The military muscle-flexing was apparently designed to show Iran could cause global economic havoc by disrupting shipping in the strategic waterway at the mouth of the Gulf, through which a third of the world’s tanker-borne oil passes.

Analysts say Iran’s sabre-rattling was probably aimed at strengthening its bargaining position before possible new talks with world powers about its nuclear activities, which the West believes are aimed at weapons development, a charge Tehran denies.

A report on state-run television declared one of the missiles fired was an Iranian-designed radar-evading, “shore-to-ship” cruise missile called Qader (Capable). Another was a surface-to-surface missile called Nour (Light), based on a Chinese design.

Each has a range of 200 kilometres, making them short-range. Even so, they could reach the other side of the Gulf from Iran’s south-western port of Bandar Abbas.

Iran’s state-run media said these war games were more extensive than before, but there was no repeat of its 2009 test-firing of the Shahab-3, a surface-to-surface ballistic missile that can reach targets up to 1,000km away, putting US military bases in range. Iran’s arsenal also includes missiles with a range of up to 2,400km that could hit Israel.

Tehran’s aim instead was apparently to demonstrate its ability to shut the Strait of Hormuz, a high-risk move that could trigger a military conflict with western powers.

The US, whose Fifth Fleet is based in Bahrain, has warned it would not tolerate the strait’s closure, and Britain has four Royal Navy minesweepers and a frigate in the Gulf to ensure the safe passage of oil shipping.

The US is supporting its Gulf allies with arms sales. In recent days it approved a $3.5 billion (Dh12.85bn) deal to supply the UAE with an advanced anti-missile interception system. Washington is also selling Saudi Arabia $29.4bn worth of F-15 fighter jets.

Amid the war games, on Sunday Tehran defiantly announced a breakthrough in its nuclear programme.

It said it had produced and tested the country’s first nuclear fuel rod, which western experts believed was beyond Iran’s capabilities.

Analysts said Iran’s display of bravado was in part intended to boost morale at home, where people are struggling as sanctions hit the economy and the regime’s ruling hardliners are locked in a bitter power struggle.

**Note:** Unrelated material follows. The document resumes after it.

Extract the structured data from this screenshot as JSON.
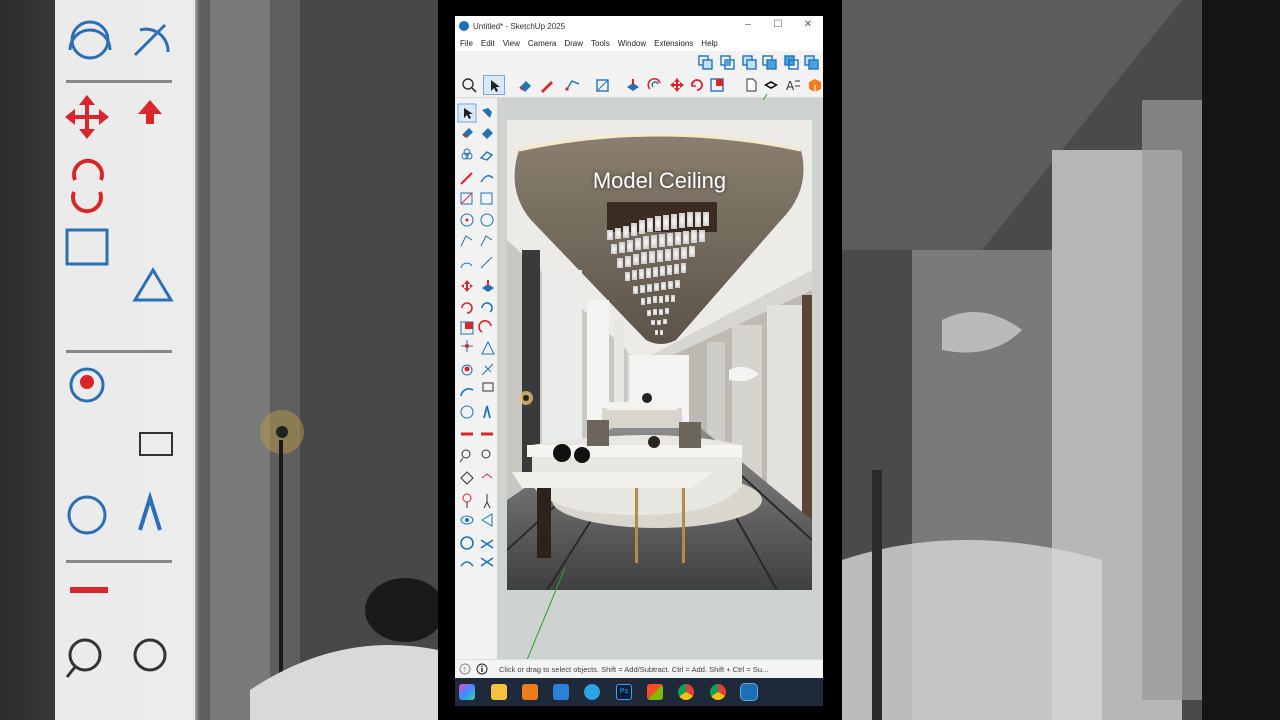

Tehran threatened last week that it would block the Strait of Hormuz if the West embargoes its oil exports.

Undeterred, the US has imposed its toughest sanctions on Tehran. They enable Washington to blacklist any foreign entity that deals with Iran’s central bank, the conduit for most Iranian oil contracts.

The European Union could go even further when its foreign ministers meet this month to consider banning Iranian oil imports.

Iran’s currency has slumped more than 12 per cent in street trading since Washington activated the new sanctions.

Tehran, perhaps deliberately to keep its adversaries guessing, has sent mixed messages in the past week about the Strait of Hormuz. A commander of the elite Revolutionary Guard, General Masoud Jazayeri, said on Saturday that Tehran would not block the strait for now. A day later, a prominent MP, Mohammad Ismail Kowsari, described the war games as a rehearsal for closing the waterway.

Iran would devastate its own economy by shutting the strait, which it also relies on for vital petroleum imports, and it would cost invaluable diplomatic support from Russia and China.

Iran’s top nuclear negotiator, Saeed Jalili, said on Saturday his country would propose a new round of talks with the US, Russia, China, Britain, France and Germany.

Analysts doubt they will be any more successful than the last round of negotiations in Turkey 13 months ago.

“The world powers are showing no sign they’re willing to give Iran a ladder to climb down,” said a senior western official. “And Iran’s instinct when it is challenged, as it is now very severely being with sanctions, is to up the ante.”